Records from a dataset
━━━━━━━━━━

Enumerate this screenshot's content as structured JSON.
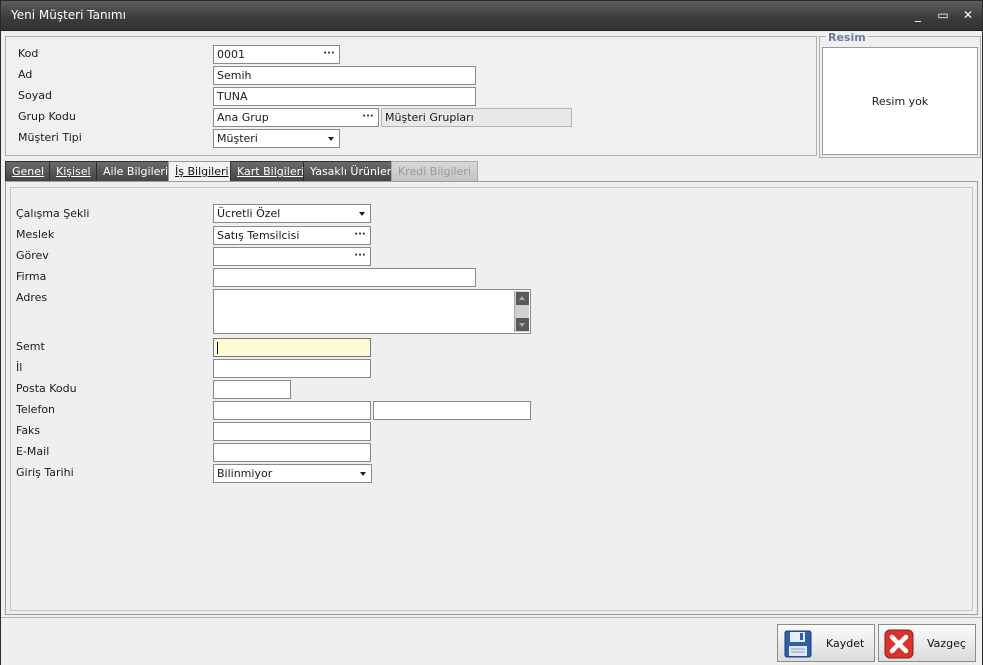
{
  "window": {
    "title": "Yeni Müşteri Tanımı",
    "minimize": "_",
    "maximize": "▭",
    "close": "✕"
  },
  "header": {
    "kod_label": "Kod",
    "kod_value": "0001",
    "ad_label": "Ad",
    "ad_value": "Semih",
    "soyad_label": "Soyad",
    "soyad_value": "TUNA",
    "grup_kodu_label": "Grup Kodu",
    "grup_kodu_value": "Ana Grup",
    "grup_kodu_desc": "Müşteri Grupları",
    "musteri_tipi_label": "Müşteri Tipi",
    "musteri_tipi_value": "Müşteri",
    "ellipsis": "···"
  },
  "resim": {
    "legend": "Resim",
    "placeholder": "Resim yok"
  },
  "tabs": [
    {
      "label": "Genel",
      "state": "normal"
    },
    {
      "label": "Kişisel",
      "state": "normal"
    },
    {
      "label": "Aile Bilgileri",
      "state": "normal"
    },
    {
      "label": "İş Bilgileri",
      "state": "active"
    },
    {
      "label": "Kart Bilgileri",
      "state": "normal"
    },
    {
      "label": "Yasaklı Ürünler",
      "state": "normal"
    },
    {
      "label": "Kredi Bilgileri",
      "state": "disabled"
    }
  ],
  "is_bilgileri": {
    "calisma_sekli_label": "Çalışma Şekli",
    "calisma_sekli_value": "Ücretli Özel",
    "meslek_label": "Meslek",
    "meslek_value": "Satış Temsilcisi",
    "gorev_label": "Görev",
    "gorev_value": "",
    "firma_label": "Firma",
    "firma_value": "",
    "adres_label": "Adres",
    "adres_value": "",
    "semt_label": "Semt",
    "semt_value": "",
    "il_label": "İl",
    "il_value": "",
    "posta_kodu_label": "Posta Kodu",
    "posta_kodu_value": "",
    "telefon_label": "Telefon",
    "telefon1_value": "",
    "telefon2_value": "",
    "faks_label": "Faks",
    "faks_value": "",
    "email_label": "E-Mail",
    "email_value": "",
    "giris_tarihi_label": "Giriş Tarihi",
    "giris_tarihi_value": "Bilinmiyor"
  },
  "footer": {
    "save_label": "Kaydet",
    "cancel_label": "Vazgeç"
  },
  "colors": {
    "titlebar": "#3b3b3b",
    "active_field": "#fffbd6",
    "resim_legend": "#6a7c9a",
    "cancel_icon": "#d9342b",
    "save_icon": "#2f5fa8"
  }
}
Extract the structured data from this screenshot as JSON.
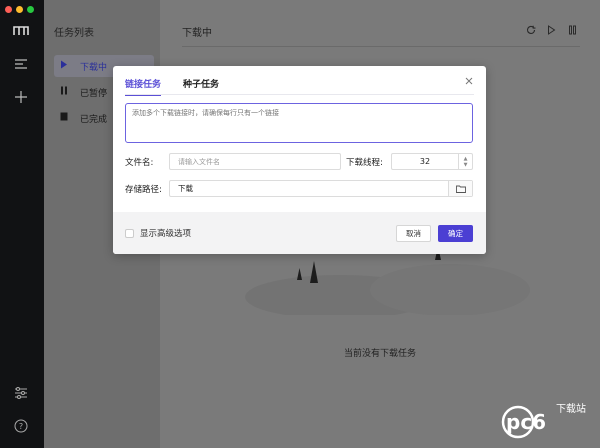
{
  "rail": {
    "icons": [
      "logo-icon",
      "menu-icon",
      "add-icon",
      "settings-sliders-icon",
      "help-icon"
    ]
  },
  "tasklist": {
    "title": "任务列表",
    "items": [
      {
        "label": "下载中",
        "icon": "play-icon",
        "active": true
      },
      {
        "label": "已暂停",
        "icon": "pause-icon",
        "active": false
      },
      {
        "label": "已完成",
        "icon": "stop-icon",
        "active": false
      }
    ]
  },
  "main": {
    "title": "下载中",
    "empty_text": "当前没有下载任务"
  },
  "dialog": {
    "tabs": [
      "链接任务",
      "种子任务"
    ],
    "url_placeholder": "添加多个下载链接时，请确保每行只有一个链接",
    "filename_label": "文件名:",
    "filename_placeholder": "请输入文件名",
    "threads_label": "下载线程:",
    "threads_value": "32",
    "path_label": "存储路径:",
    "path_value": "下载",
    "advanced_label": "显示高级选项",
    "cancel_label": "取消",
    "ok_label": "确定"
  },
  "watermark": {
    "brand": "pc6",
    "site": "下载站"
  },
  "colors": {
    "accent": "#5b4fd6",
    "primary_button": "#4b3fd3",
    "rail": "#111214"
  }
}
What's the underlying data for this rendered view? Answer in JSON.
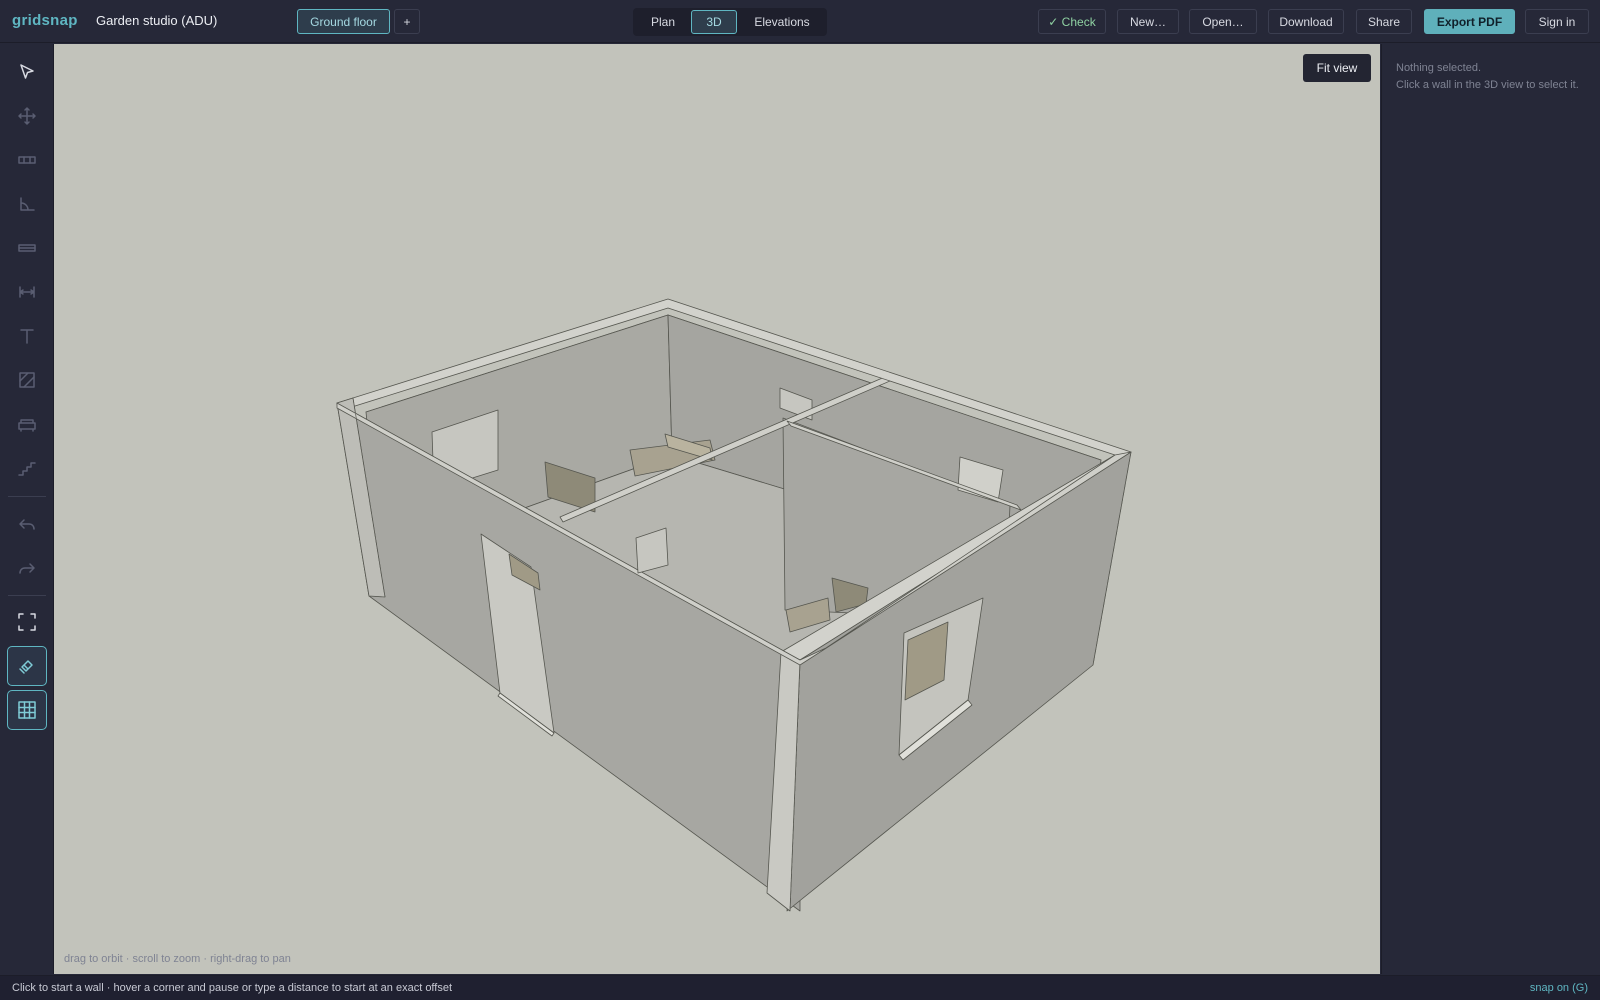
{
  "app": {
    "logo": "gridsnap",
    "project_title": "Garden studio (ADU)"
  },
  "header": {
    "floor_button": "Ground floor",
    "add_floor": "+",
    "view_tabs": [
      {
        "label": "Plan",
        "active": false
      },
      {
        "label": "3D",
        "active": true
      },
      {
        "label": "Elevations",
        "active": false
      }
    ],
    "actions": {
      "check": "✓ Check",
      "new": "New…",
      "open": "Open…",
      "download": "Download",
      "share": "Share",
      "export": "Export PDF",
      "signin": "Sign in"
    }
  },
  "toolbar": {
    "tools": [
      {
        "name": "select-tool",
        "icon": "pointer-icon",
        "state": "enabled"
      },
      {
        "name": "move-tool",
        "icon": "move-icon",
        "state": "disabled"
      },
      {
        "name": "wall-tool",
        "icon": "wall-icon",
        "state": "disabled"
      },
      {
        "name": "angle-tool",
        "icon": "angle-icon",
        "state": "disabled"
      },
      {
        "name": "window-tool",
        "icon": "window-icon",
        "state": "disabled"
      },
      {
        "name": "dimension-tool",
        "icon": "dimension-icon",
        "state": "disabled"
      },
      {
        "name": "text-tool",
        "icon": "text-icon",
        "state": "disabled"
      },
      {
        "name": "hatch-tool",
        "icon": "hatch-icon",
        "state": "disabled"
      },
      {
        "name": "furniture-tool",
        "icon": "sofa-icon",
        "state": "disabled"
      },
      {
        "name": "stairs-tool",
        "icon": "stairs-icon",
        "state": "disabled"
      },
      {
        "name": "undo-button",
        "icon": "undo-icon",
        "state": "disabled"
      },
      {
        "name": "redo-button",
        "icon": "redo-icon",
        "state": "disabled"
      },
      {
        "name": "fit-button",
        "icon": "fit-frame-icon",
        "state": "enabled"
      },
      {
        "name": "snap-toggle",
        "icon": "magnet-icon",
        "state": "on"
      },
      {
        "name": "grid-toggle",
        "icon": "grid-icon",
        "state": "on"
      }
    ]
  },
  "viewport": {
    "fit_view": "Fit view",
    "hint": "drag to orbit · scroll to zoom · right-drag to pan"
  },
  "inspector": {
    "line1": "Nothing selected.",
    "line2": "Click a wall in the 3D view to select it."
  },
  "status": {
    "message": "Click to start a wall · hover a corner and pause or type a distance to start at an exact offset",
    "snap": "snap on (G)"
  },
  "colors": {
    "accent": "#5fb6c2",
    "background": "#262838",
    "viewport": "#c2c3bb",
    "check_green": "#8fd1a2"
  }
}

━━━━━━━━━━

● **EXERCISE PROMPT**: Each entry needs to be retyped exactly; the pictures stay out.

● **YOUR RESPONSE**:
Enumerate this screenshot's content as structured JSON.
{
  "window": {
    "title": "Yeni Müşteri Tanımı",
    "minimize": "_",
    "maximize": "▭",
    "close": "✕"
  },
  "header": {
    "kod_label": "Kod",
    "kod_value": "0001",
    "ad_label": "Ad",
    "ad_value": "Semih",
    "soyad_label": "Soyad",
    "soyad_value": "TUNA",
    "grup_kodu_label": "Grup Kodu",
    "grup_kodu_value": "Ana Grup",
    "grup_kodu_desc": "Müşteri Grupları",
    "musteri_tipi_label": "Müşteri Tipi",
    "musteri_tipi_value": "Müşteri",
    "ellipsis": "···"
  },
  "resim": {
    "legend": "Resim",
    "placeholder": "Resim yok"
  },
  "tabs": [
    {
      "label": "Genel",
      "state": "normal"
    },
    {
      "label": "Kişisel",
      "state": "normal"
    },
    {
      "label": "Aile Bilgileri",
      "state": "normal"
    },
    {
      "label": "İş Bilgileri",
      "state": "active"
    },
    {
      "label": "Kart Bilgileri",
      "state": "normal"
    },
    {
      "label": "Yasaklı Ürünler",
      "state": "normal"
    },
    {
      "label": "Kredi Bilgileri",
      "state": "disabled"
    }
  ],
  "is_bilgileri": {
    "calisma_sekli_label": "Çalışma Şekli",
    "calisma_sekli_value": "Ücretli Özel",
    "meslek_label": "Meslek",
    "meslek_value": "Satış Temsilcisi",
    "gorev_label": "Görev",
    "gorev_value": "",
    "firma_label": "Firma",
    "firma_value": "",
    "adres_label": "Adres",
    "adres_value": "",
    "semt_label": "Semt",
    "semt_value": "",
    "il_label": "İl",
    "il_value": "",
    "posta_kodu_label": "Posta Kodu",
    "posta_kodu_value": "",
    "telefon_label": "Telefon",
    "telefon1_value": "",
    "telefon2_value": "",
    "faks_label": "Faks",
    "faks_value": "",
    "email_label": "E-Mail",
    "email_value": "",
    "giris_tarihi_label": "Giriş Tarihi",
    "giris_tarihi_value": "Bilinmiyor"
  },
  "footer": {
    "save_label": "Kaydet",
    "cancel_label": "Vazgeç"
  },
  "colors": {
    "titlebar": "#3b3b3b",
    "active_field": "#fffbd6",
    "resim_legend": "#6a7c9a",
    "cancel_icon": "#d9342b",
    "save_icon": "#2f5fa8"
  }
}
Extract the structured data from this screenshot as JSON.
{
  "rail": {
    "icons": [
      "logo-icon",
      "menu-icon",
      "add-icon",
      "settings-sliders-icon",
      "help-icon"
    ]
  },
  "tasklist": {
    "title": "任务列表",
    "items": [
      {
        "label": "下载中",
        "icon": "play-icon",
        "active": true
      },
      {
        "label": "已暂停",
        "icon": "pause-icon",
        "active": false
      },
      {
        "label": "已完成",
        "icon": "stop-icon",
        "active": false
      }
    ]
  },
  "main": {
    "title": "下载中",
    "empty_text": "当前没有下载任务"
  },
  "dialog": {
    "tabs": [
      "链接任务",
      "种子任务"
    ],
    "url_placeholder": "添加多个下载链接时，请确保每行只有一个链接",
    "filename_label": "文件名:",
    "filename_placeholder": "请输入文件名",
    "threads_label": "下载线程:",
    "threads_value": "32",
    "path_label": "存储路径:",
    "path_value": "下载",
    "advanced_label": "显示高级选项",
    "cancel_label": "取消",
    "ok_label": "确定"
  },
  "watermark": {
    "brand": "pc6",
    "site": "下载站"
  },
  "colors": {
    "accent": "#5b4fd6",
    "primary_button": "#4b3fd3",
    "rail": "#111214"
  }
}
What's the underlying data for this rendered view? Answer in JSON.
{
  "app": {
    "logo": "gridsnap",
    "project_title": "Garden studio (ADU)"
  },
  "header": {
    "floor_button": "Ground floor",
    "add_floor": "+",
    "view_tabs": [
      {
        "label": "Plan",
        "active": false
      },
      {
        "label": "3D",
        "active": true
      },
      {
        "label": "Elevations",
        "active": false
      }
    ],
    "actions": {
      "check": "✓ Check",
      "new": "New…",
      "open": "Open…",
      "download": "Download",
      "share": "Share",
      "export": "Export PDF",
      "signin": "Sign in"
    }
  },
  "toolbar": {
    "tools": [
      {
        "name": "select-tool",
        "icon": "pointer-icon",
        "state": "enabled"
      },
      {
        "name": "move-tool",
        "icon": "move-icon",
        "state": "disabled"
      },
      {
        "name": "wall-tool",
        "icon": "wall-icon",
        "state": "disabled"
      },
      {
        "name": "angle-tool",
        "icon": "angle-icon",
        "state": "disabled"
      },
      {
        "name": "window-tool",
        "icon": "window-icon",
        "state": "disabled"
      },
      {
        "name": "dimension-tool",
        "icon": "dimension-icon",
        "state": "disabled"
      },
      {
        "name": "text-tool",
        "icon": "text-icon",
        "state": "disabled"
      },
      {
        "name": "hatch-tool",
        "icon": "hatch-icon",
        "state": "disabled"
      },
      {
        "name": "furniture-tool",
        "icon": "sofa-icon",
        "state": "disabled"
      },
      {
        "name": "stairs-tool",
        "icon": "stairs-icon",
        "state": "disabled"
      },
      {
        "name": "undo-button",
        "icon": "undo-icon",
        "state": "disabled"
      },
      {
        "name": "redo-button",
        "icon": "redo-icon",
        "state": "disabled"
      },
      {
        "name": "fit-button",
        "icon": "fit-frame-icon",
        "state": "enabled"
      },
      {
        "name": "snap-toggle",
        "icon": "magnet-icon",
        "state": "on"
      },
      {
        "name": "grid-toggle",
        "icon": "grid-icon",
        "state": "on"
      }
    ]
  },
  "viewport": {
    "fit_view": "Fit view",
    "hint": "drag to orbit · scroll to zoom · right-drag to pan"
  },
  "inspector": {
    "line1": "Nothing selected.",
    "line2": "Click a wall in the 3D view to select it."
  },
  "status": {
    "message": "Click to start a wall · hover a corner and pause or type a distance to start at an exact offset",
    "snap": "snap on (G)"
  },
  "colors": {
    "accent": "#5fb6c2",
    "background": "#262838",
    "viewport": "#c2c3bb",
    "check_green": "#8fd1a2"
  }
}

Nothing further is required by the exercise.